- [EXERCISE]
Filter the records below for the word "JSON". Copy each line that holds it.

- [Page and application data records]

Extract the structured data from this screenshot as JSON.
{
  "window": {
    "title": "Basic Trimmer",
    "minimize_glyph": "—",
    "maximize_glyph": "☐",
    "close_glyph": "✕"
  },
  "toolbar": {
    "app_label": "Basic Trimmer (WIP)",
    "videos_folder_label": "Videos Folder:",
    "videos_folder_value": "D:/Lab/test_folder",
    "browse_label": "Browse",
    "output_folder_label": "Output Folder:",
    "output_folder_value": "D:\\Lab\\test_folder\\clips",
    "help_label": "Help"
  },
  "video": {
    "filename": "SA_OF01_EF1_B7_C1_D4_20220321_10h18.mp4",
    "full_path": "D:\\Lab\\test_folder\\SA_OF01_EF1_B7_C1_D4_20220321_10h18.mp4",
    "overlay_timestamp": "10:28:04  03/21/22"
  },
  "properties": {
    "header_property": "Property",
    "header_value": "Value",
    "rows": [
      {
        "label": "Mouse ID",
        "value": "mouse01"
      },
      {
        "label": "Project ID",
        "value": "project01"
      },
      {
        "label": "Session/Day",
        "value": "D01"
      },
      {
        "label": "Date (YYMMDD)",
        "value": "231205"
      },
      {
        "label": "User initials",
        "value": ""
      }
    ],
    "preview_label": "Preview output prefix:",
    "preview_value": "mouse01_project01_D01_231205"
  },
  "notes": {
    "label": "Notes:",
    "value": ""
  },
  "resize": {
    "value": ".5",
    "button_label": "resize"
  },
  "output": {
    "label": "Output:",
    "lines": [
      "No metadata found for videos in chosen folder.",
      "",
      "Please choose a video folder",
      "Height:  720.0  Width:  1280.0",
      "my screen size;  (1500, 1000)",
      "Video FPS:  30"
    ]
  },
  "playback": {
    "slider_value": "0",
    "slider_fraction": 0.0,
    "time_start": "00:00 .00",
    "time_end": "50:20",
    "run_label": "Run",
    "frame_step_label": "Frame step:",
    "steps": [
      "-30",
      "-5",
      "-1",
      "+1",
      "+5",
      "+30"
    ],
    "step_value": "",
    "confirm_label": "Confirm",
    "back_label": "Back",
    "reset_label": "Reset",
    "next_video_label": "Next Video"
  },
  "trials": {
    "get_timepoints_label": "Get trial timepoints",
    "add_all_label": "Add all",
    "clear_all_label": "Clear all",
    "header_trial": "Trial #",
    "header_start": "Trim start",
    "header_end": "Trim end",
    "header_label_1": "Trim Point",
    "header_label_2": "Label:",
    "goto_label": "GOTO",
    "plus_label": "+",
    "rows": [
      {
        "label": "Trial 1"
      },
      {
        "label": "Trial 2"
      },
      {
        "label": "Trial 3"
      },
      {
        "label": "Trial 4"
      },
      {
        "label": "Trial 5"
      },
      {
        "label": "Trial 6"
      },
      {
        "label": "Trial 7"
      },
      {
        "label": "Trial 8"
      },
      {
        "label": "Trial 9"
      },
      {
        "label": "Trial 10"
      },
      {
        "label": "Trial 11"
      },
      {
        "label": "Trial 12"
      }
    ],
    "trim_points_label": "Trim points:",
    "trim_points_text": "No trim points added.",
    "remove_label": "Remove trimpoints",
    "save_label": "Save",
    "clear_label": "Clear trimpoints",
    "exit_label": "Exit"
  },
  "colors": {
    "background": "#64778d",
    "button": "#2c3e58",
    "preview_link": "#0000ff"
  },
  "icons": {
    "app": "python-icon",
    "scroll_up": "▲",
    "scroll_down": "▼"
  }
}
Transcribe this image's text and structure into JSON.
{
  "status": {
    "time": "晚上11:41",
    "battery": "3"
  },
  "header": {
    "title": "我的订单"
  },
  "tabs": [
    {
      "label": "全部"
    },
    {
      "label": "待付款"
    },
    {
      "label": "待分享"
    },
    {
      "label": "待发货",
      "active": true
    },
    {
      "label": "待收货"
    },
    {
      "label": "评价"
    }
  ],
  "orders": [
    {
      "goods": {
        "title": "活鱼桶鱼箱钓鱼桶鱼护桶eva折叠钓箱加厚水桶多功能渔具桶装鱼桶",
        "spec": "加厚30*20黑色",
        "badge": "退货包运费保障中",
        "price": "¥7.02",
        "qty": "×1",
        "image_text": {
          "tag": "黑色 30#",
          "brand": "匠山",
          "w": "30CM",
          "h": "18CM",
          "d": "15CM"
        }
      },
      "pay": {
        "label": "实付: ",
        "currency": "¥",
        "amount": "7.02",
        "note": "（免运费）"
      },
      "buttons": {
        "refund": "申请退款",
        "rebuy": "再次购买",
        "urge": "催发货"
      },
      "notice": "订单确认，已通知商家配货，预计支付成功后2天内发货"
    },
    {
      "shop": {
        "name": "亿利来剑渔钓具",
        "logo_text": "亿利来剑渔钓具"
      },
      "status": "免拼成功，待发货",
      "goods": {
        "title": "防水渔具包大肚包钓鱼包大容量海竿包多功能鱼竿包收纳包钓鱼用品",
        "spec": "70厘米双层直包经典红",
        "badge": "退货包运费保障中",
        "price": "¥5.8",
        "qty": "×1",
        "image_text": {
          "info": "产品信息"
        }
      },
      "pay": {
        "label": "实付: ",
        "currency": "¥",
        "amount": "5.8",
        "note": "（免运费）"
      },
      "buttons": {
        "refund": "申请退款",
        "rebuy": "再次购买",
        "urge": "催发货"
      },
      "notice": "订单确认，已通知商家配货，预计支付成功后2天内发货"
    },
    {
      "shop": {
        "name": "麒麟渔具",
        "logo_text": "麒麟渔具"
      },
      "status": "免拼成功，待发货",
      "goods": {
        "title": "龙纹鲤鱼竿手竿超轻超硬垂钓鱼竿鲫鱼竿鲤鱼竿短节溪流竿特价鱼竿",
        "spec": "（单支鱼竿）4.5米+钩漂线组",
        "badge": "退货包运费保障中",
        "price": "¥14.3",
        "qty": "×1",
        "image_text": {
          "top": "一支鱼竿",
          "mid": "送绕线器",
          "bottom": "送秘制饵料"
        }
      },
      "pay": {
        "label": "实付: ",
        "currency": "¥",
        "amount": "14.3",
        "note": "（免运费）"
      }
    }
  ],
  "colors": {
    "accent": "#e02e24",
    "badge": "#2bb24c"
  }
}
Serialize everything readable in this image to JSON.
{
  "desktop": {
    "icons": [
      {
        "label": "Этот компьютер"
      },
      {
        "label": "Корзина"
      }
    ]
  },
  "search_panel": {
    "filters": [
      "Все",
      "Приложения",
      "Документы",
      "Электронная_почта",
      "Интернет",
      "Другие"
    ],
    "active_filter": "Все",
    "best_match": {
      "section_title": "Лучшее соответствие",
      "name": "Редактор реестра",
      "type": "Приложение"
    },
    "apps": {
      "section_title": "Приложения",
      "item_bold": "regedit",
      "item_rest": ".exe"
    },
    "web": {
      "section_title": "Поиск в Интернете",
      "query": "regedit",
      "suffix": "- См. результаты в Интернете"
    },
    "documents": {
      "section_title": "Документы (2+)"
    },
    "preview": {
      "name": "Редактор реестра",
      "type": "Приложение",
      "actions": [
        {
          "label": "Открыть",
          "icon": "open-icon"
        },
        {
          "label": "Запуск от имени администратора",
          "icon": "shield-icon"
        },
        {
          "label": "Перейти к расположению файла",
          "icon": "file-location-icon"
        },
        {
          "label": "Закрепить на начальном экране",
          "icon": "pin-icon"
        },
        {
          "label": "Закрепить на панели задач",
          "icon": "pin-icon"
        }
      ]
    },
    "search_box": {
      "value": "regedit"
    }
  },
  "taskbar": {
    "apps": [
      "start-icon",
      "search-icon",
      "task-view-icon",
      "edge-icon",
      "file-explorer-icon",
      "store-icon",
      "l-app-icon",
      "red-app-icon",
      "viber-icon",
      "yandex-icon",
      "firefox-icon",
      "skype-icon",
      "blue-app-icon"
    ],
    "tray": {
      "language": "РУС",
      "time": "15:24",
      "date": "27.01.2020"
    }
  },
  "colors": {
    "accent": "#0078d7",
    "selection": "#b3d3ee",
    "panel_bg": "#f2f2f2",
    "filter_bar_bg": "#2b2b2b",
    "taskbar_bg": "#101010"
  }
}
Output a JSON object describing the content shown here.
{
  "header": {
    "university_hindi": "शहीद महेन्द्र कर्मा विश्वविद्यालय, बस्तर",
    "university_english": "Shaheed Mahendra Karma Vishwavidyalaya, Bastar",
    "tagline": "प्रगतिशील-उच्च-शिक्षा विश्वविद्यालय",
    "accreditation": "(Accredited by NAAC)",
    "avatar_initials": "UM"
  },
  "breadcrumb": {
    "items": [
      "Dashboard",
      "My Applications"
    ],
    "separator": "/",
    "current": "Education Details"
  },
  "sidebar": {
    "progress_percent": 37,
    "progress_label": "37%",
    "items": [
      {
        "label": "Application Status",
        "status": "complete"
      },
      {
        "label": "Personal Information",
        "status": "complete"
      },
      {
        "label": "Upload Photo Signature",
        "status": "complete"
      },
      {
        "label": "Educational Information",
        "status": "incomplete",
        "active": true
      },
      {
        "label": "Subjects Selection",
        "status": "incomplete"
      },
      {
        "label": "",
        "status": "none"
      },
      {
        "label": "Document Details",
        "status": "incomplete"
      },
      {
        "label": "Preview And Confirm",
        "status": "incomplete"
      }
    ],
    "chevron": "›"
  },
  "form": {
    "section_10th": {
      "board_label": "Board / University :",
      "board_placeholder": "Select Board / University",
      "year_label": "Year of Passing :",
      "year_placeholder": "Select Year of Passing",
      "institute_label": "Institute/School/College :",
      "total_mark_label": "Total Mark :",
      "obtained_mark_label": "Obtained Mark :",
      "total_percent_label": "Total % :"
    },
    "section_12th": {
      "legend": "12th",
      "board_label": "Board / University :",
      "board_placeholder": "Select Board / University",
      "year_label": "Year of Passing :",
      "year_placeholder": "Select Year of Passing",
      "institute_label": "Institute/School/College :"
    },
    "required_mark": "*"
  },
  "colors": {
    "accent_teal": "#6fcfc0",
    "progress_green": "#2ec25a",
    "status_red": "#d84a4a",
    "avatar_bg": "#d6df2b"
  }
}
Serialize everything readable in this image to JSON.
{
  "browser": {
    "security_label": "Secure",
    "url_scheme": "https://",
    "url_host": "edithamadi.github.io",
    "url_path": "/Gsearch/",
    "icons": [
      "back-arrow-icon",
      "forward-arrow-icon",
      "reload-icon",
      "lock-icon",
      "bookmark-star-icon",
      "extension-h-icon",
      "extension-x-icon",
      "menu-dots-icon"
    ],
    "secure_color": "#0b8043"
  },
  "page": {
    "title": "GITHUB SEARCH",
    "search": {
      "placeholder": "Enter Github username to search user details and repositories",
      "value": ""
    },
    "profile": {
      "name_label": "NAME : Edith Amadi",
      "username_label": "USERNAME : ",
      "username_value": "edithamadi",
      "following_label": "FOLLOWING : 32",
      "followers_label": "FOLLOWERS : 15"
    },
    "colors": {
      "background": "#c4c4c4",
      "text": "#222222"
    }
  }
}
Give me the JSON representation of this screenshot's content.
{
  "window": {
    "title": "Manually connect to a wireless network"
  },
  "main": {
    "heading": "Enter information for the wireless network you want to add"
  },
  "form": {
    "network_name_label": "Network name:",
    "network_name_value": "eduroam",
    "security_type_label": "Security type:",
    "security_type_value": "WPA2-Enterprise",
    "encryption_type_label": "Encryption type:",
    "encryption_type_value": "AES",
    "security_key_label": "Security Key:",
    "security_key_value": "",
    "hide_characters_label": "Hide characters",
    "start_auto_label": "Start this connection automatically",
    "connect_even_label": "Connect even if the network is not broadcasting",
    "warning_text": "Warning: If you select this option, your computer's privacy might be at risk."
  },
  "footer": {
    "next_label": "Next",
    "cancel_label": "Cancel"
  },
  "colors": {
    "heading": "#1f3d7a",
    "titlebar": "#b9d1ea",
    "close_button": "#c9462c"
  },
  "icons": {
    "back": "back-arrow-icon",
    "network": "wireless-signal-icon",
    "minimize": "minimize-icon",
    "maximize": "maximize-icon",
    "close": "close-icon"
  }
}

- [RESPONSE AREA]
Extract the structured data from this screenshot as JSON.
Transcribe this image's text and structure into JSON.
Serialize everything readable in this image to JSON.
Output a JSON object describing the content shown here.
Serialize everything readable in this image to JSON.
Give me the JSON representation of this screenshot's content.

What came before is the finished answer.